Representatives Anthony D’Esposito, Nick LaLota, Nick Langworthy and Brandon Williams, all newly elected from New York, have called for Mr. Santos’s resignation on Wednesday. Of those, only Mr. Langworthy, who serves as the state party chair, is in a safely Republican district. The Nassau County G.O.P. chairman, Joseph G. Cairo Jr., has also called for Mr. Santos to step down.
On Thursday, two more Republican freshmen from New York, Representatives Mike Lawler and Marc Molinaro, said that they, too, believed Mr. Santos should resign.
Mr. Lawler said in a statement that his fellow newcomer had “lost the confidence and support of his party, his constituents and his colleagues,” adding that Mr. Santos could not fulfill his duties as a member of Congress.
At the news conference on Wednesday where a host of local Republican elected officials demanded Mr. Santos’s resignation, Mr. Cairo said he had not spoken with Mr. McCarthy.
But, he added, he hoped that House Republican leaders “would support us.”
Instead, they have taken a hands-off stance.
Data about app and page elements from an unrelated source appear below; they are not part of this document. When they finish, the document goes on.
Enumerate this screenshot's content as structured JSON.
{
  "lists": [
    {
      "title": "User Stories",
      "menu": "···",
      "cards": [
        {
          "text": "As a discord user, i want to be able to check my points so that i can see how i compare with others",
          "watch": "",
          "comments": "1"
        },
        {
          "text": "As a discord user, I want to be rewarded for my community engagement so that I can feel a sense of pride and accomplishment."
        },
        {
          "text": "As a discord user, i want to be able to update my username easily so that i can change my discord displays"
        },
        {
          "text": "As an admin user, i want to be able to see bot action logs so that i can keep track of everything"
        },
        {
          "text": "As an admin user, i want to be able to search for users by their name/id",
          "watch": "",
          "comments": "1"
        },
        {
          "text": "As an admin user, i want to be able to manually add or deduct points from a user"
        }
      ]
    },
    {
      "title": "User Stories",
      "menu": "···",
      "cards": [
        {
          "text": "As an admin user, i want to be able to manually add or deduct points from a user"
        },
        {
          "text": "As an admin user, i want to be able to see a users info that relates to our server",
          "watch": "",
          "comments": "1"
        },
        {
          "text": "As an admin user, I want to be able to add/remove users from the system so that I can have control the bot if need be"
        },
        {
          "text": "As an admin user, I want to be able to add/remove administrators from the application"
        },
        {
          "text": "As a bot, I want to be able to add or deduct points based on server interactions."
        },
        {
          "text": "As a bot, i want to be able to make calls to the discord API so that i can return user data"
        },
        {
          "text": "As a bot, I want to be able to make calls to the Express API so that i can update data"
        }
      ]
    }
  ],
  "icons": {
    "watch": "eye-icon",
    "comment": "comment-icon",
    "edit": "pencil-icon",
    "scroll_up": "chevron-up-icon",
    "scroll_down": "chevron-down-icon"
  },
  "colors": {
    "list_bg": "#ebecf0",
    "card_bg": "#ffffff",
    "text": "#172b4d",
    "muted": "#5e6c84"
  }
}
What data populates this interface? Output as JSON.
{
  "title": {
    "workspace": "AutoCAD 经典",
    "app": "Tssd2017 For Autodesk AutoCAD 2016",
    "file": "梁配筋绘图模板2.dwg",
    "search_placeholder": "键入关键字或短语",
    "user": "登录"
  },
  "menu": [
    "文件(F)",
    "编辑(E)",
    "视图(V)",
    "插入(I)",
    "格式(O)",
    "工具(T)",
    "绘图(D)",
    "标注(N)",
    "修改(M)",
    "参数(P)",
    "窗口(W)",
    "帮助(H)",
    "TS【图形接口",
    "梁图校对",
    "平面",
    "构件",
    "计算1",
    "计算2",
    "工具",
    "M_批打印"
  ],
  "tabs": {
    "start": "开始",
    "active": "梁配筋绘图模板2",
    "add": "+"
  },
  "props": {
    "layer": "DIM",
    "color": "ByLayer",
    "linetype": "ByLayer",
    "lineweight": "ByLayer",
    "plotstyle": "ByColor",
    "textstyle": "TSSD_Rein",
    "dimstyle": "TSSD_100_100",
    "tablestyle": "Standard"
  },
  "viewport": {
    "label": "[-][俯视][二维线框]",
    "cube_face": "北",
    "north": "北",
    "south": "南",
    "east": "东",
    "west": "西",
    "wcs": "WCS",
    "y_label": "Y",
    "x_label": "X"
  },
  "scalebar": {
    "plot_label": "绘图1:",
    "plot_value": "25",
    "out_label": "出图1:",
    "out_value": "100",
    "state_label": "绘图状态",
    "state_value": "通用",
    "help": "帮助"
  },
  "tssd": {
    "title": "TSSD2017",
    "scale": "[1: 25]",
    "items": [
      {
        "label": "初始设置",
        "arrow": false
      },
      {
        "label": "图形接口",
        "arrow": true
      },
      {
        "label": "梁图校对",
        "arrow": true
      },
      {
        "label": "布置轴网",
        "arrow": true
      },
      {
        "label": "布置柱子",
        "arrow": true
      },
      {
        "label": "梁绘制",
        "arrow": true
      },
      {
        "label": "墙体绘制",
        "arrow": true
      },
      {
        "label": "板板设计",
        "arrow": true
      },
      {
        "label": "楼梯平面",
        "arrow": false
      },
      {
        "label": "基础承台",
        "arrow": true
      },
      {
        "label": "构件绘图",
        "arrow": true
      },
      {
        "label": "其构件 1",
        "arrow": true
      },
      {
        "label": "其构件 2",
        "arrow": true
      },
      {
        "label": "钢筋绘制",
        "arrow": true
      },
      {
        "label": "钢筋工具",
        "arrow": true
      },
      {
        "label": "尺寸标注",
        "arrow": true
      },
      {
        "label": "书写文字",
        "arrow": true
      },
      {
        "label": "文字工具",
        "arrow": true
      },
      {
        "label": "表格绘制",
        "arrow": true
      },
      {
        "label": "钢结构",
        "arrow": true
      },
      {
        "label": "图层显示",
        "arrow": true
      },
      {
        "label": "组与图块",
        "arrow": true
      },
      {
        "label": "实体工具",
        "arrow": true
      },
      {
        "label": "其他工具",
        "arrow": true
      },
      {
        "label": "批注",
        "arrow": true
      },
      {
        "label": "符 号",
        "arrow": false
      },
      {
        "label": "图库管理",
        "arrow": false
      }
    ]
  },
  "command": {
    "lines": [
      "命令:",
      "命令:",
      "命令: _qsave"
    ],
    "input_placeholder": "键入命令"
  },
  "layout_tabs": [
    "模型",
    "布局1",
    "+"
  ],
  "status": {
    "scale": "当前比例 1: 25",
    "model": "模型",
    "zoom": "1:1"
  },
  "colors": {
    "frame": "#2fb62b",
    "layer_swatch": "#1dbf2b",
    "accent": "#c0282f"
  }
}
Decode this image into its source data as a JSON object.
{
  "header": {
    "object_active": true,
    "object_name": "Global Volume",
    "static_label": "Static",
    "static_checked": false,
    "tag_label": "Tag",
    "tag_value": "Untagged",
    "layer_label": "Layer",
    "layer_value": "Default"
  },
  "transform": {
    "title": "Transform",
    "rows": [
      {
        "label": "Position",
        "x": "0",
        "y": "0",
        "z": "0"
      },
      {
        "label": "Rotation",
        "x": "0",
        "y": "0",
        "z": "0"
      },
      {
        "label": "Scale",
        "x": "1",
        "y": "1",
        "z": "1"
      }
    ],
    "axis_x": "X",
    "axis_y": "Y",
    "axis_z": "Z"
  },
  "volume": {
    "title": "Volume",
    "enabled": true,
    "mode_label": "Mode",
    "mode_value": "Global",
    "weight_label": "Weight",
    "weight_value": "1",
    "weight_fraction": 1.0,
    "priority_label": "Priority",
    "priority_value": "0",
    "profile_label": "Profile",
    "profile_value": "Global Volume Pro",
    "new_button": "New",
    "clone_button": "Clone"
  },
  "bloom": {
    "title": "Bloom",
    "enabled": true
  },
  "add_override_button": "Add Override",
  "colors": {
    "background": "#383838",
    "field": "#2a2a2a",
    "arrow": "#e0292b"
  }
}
Representative Elise Stefanik of New York, the No. 4 Republican who endorsed Mr. Santos during his campaign, notably sided with her fellow party leaders rather than her state’s congressional delegation, defending her new colleague.
“It will play itself out,” Ms. Stefanik told CNN. “He’s a duly elected member of Congress. There have been members of Congress on the Democrat side who have faced investigations before.”
Representative Steve Scalise, Republican of Louisiana and majority leader, brushed off questions about Mr. Santos, declaring it a matter that would be settled “internally.”